> REQUIREMENT: Without the images, output every record exactly as it appears.

Items from an interface collection:
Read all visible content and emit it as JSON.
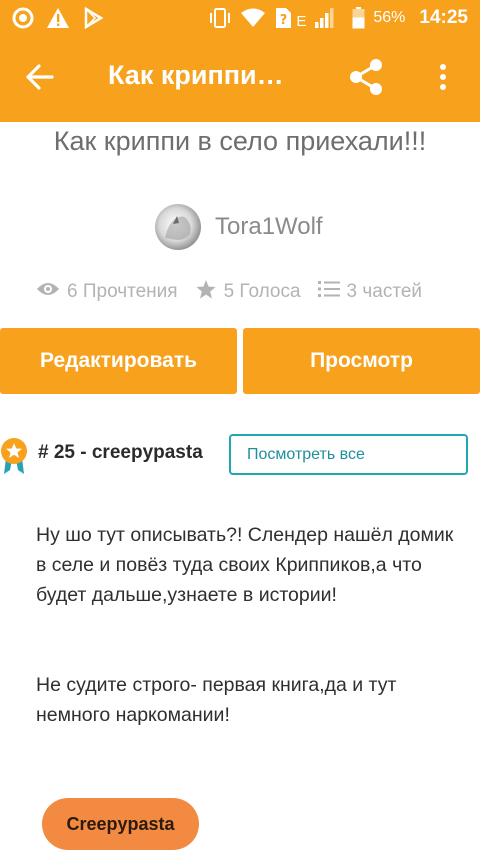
{
  "status_bar": {
    "network": "E",
    "battery": "56%",
    "time": "14:25"
  },
  "toolbar": {
    "title": "Как криппи…",
    "icons": [
      "back-arrow-icon",
      "share-icon",
      "more-vert-icon"
    ]
  },
  "story": {
    "title": "Как криппи в село приехали!!!",
    "author": "Tora1Wolf",
    "stats": {
      "reads": "6 Прочтения",
      "votes": "5 Голоса",
      "parts": "3 частей"
    }
  },
  "actions": {
    "edit_label": "Редактировать",
    "view_label": "Просмотр"
  },
  "ranking": {
    "text": "# 25 - creepypasta",
    "see_all_label": "Посмотреть все"
  },
  "description": [
    "Ну шо тут описывать?! Слендер нашёл домик в селе и повёз туда своих Криппиков,а что будет дальше,узнаете в истории!",
    "Не судите строго- первая книга,да и тут немного наркомании!"
  ],
  "tags": [
    "Creepypasta"
  ],
  "colors": {
    "accent": "#f7a11d",
    "teal": "#20a6b5",
    "tag": "#f28a42"
  }
}
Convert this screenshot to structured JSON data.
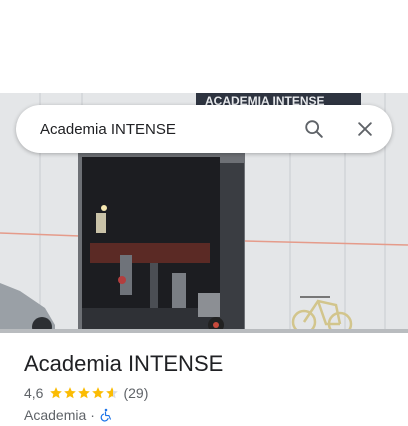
{
  "search": {
    "value": "Academia INTENSE",
    "search_icon": "search-icon",
    "close_icon": "close-icon"
  },
  "photo": {
    "sign_text": "ACADEMIA INTENSE"
  },
  "place": {
    "title": "Academia INTENSE",
    "rating": "4,6",
    "rating_value": 4.6,
    "star_count": 5,
    "reviews": "(29)",
    "category": "Academia",
    "separator": "·",
    "accessibility_icon": "wheelchair-icon"
  },
  "colors": {
    "star": "#fbbc04",
    "accessibility": "#1a73e8",
    "text_primary": "#202124",
    "text_secondary": "#5f6368"
  }
}
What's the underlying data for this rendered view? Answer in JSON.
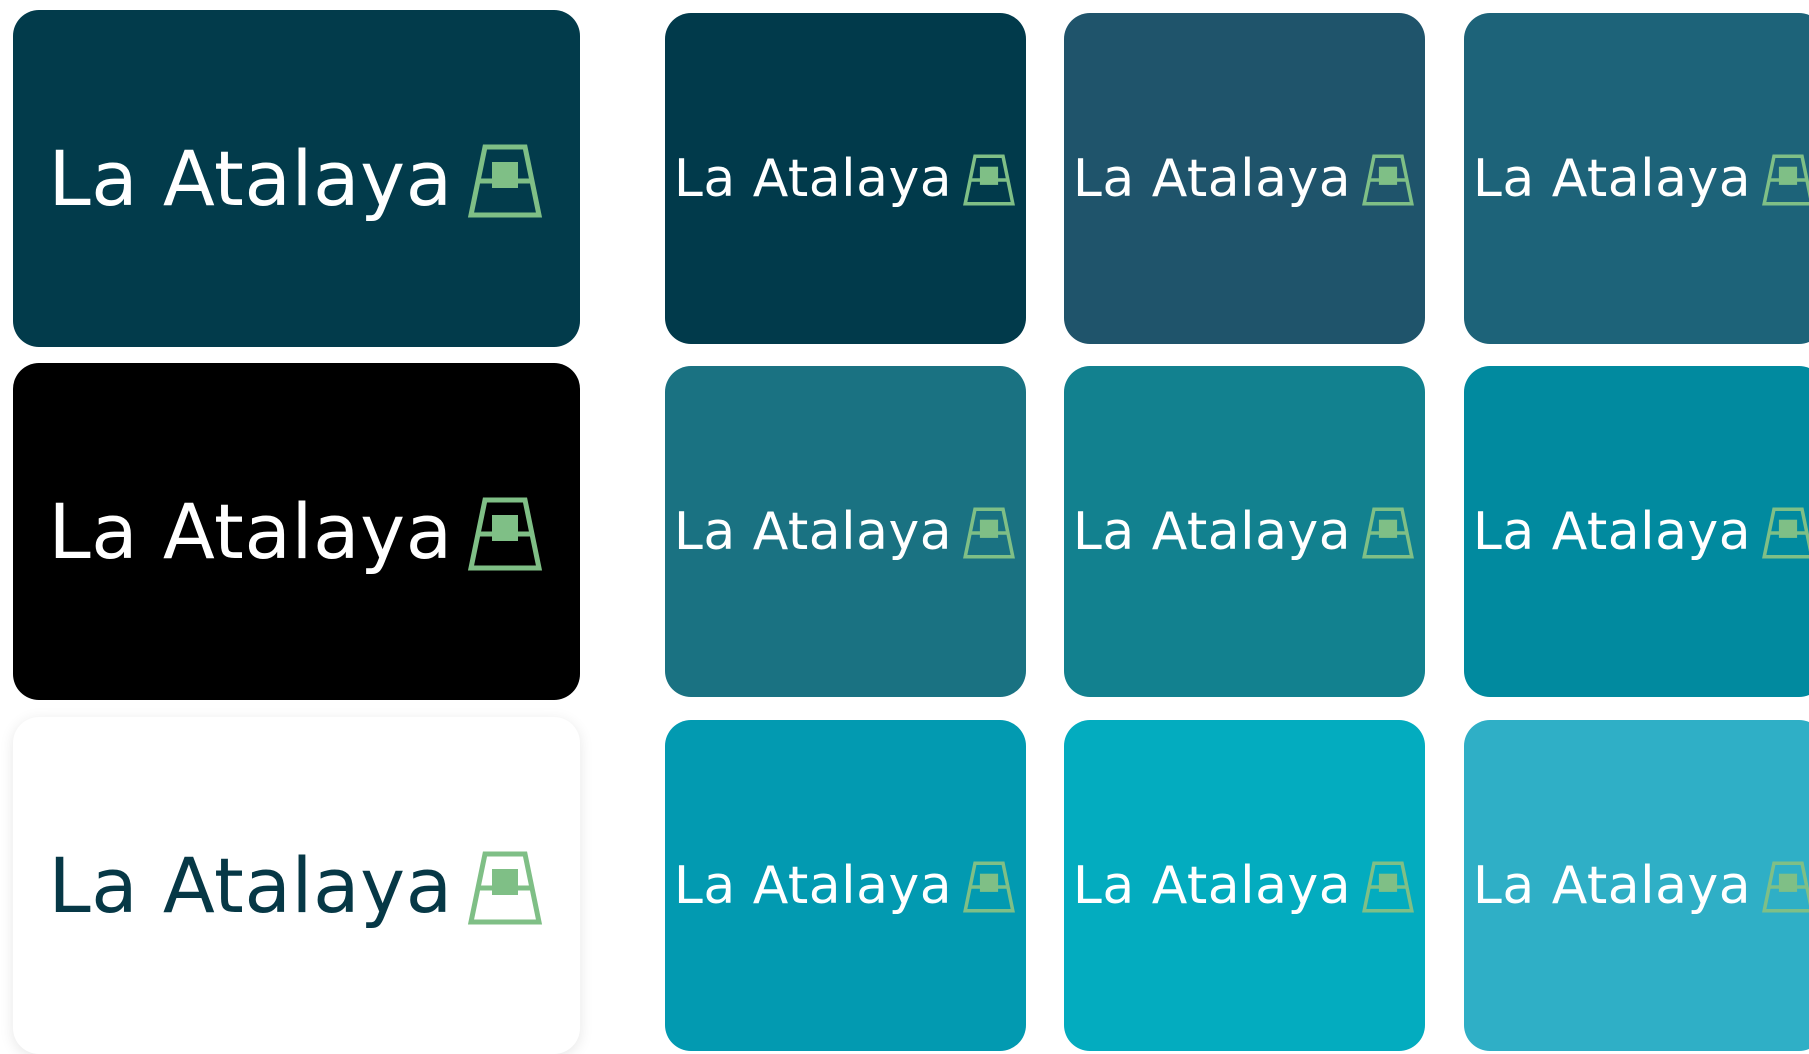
{
  "brand": {
    "name": "La Atalaya",
    "mark_icon": "watchtower-icon",
    "mark_color": "#7fbf86"
  },
  "colors": {
    "white_text": "#ffffff",
    "navy_text": "#063846"
  },
  "primary_cards": [
    {
      "bg": "#023b4b",
      "text_color": "#ffffff"
    },
    {
      "bg": "#000000",
      "text_color": "#ffffff"
    },
    {
      "bg": "#ffffff",
      "text_color": "#063846"
    }
  ],
  "palette_cards": [
    {
      "bg": "#013a4b"
    },
    {
      "bg": "#1f546b"
    },
    {
      "bg": "#1d6379"
    },
    {
      "bg": "#1a7282"
    },
    {
      "bg": "#12818f"
    },
    {
      "bg": "#018a9f"
    },
    {
      "bg": "#029ab1"
    },
    {
      "bg": "#03acbf"
    },
    {
      "bg": "#2fafc6"
    }
  ]
}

> PROBLEM SOLUTION:
Read all visible content and emit it as JSON.
{
  "status_bar": {
    "network": "E",
    "battery": "56%",
    "time": "14:25"
  },
  "toolbar": {
    "title": "Как криппи…",
    "icons": [
      "back-arrow-icon",
      "share-icon",
      "more-vert-icon"
    ]
  },
  "story": {
    "title": "Как криппи в село приехали!!!",
    "author": "Tora1Wolf",
    "stats": {
      "reads": "6 Прочтения",
      "votes": "5 Голоса",
      "parts": "3 частей"
    }
  },
  "actions": {
    "edit_label": "Редактировать",
    "view_label": "Просмотр"
  },
  "ranking": {
    "text": "# 25 - creepypasta",
    "see_all_label": "Посмотреть все"
  },
  "description": [
    "Ну шо тут описывать?! Слендер нашёл домик в селе и повёз туда своих Криппиков,а что будет дальше,узнаете в истории!",
    "Не судите строго- первая книга,да и тут немного наркомании!"
  ],
  "tags": [
    "Creepypasta"
  ],
  "colors": {
    "accent": "#f7a11d",
    "teal": "#20a6b5",
    "tag": "#f28a42"
  }
}
Convert this screenshot to structured JSON data.
{
  "search": {
    "value": "Academia INTENSE",
    "search_icon": "search-icon",
    "close_icon": "close-icon"
  },
  "photo": {
    "sign_text": "ACADEMIA INTENSE"
  },
  "place": {
    "title": "Academia INTENSE",
    "rating": "4,6",
    "rating_value": 4.6,
    "star_count": 5,
    "reviews": "(29)",
    "category": "Academia",
    "separator": "·",
    "accessibility_icon": "wheelchair-icon"
  },
  "colors": {
    "star": "#fbbc04",
    "accessibility": "#1a73e8",
    "text_primary": "#202124",
    "text_secondary": "#5f6368"
  }
}
What's the underlying data for this rendered view? Answer in JSON.
{
  "brand": {
    "name": "La Atalaya",
    "mark_icon": "watchtower-icon",
    "mark_color": "#7fbf86"
  },
  "colors": {
    "white_text": "#ffffff",
    "navy_text": "#063846"
  },
  "primary_cards": [
    {
      "bg": "#023b4b",
      "text_color": "#ffffff"
    },
    {
      "bg": "#000000",
      "text_color": "#ffffff"
    },
    {
      "bg": "#ffffff",
      "text_color": "#063846"
    }
  ],
  "palette_cards": [
    {
      "bg": "#013a4b"
    },
    {
      "bg": "#1f546b"
    },
    {
      "bg": "#1d6379"
    },
    {
      "bg": "#1a7282"
    },
    {
      "bg": "#12818f"
    },
    {
      "bg": "#018a9f"
    },
    {
      "bg": "#029ab1"
    },
    {
      "bg": "#03acbf"
    },
    {
      "bg": "#2fafc6"
    }
  ]
}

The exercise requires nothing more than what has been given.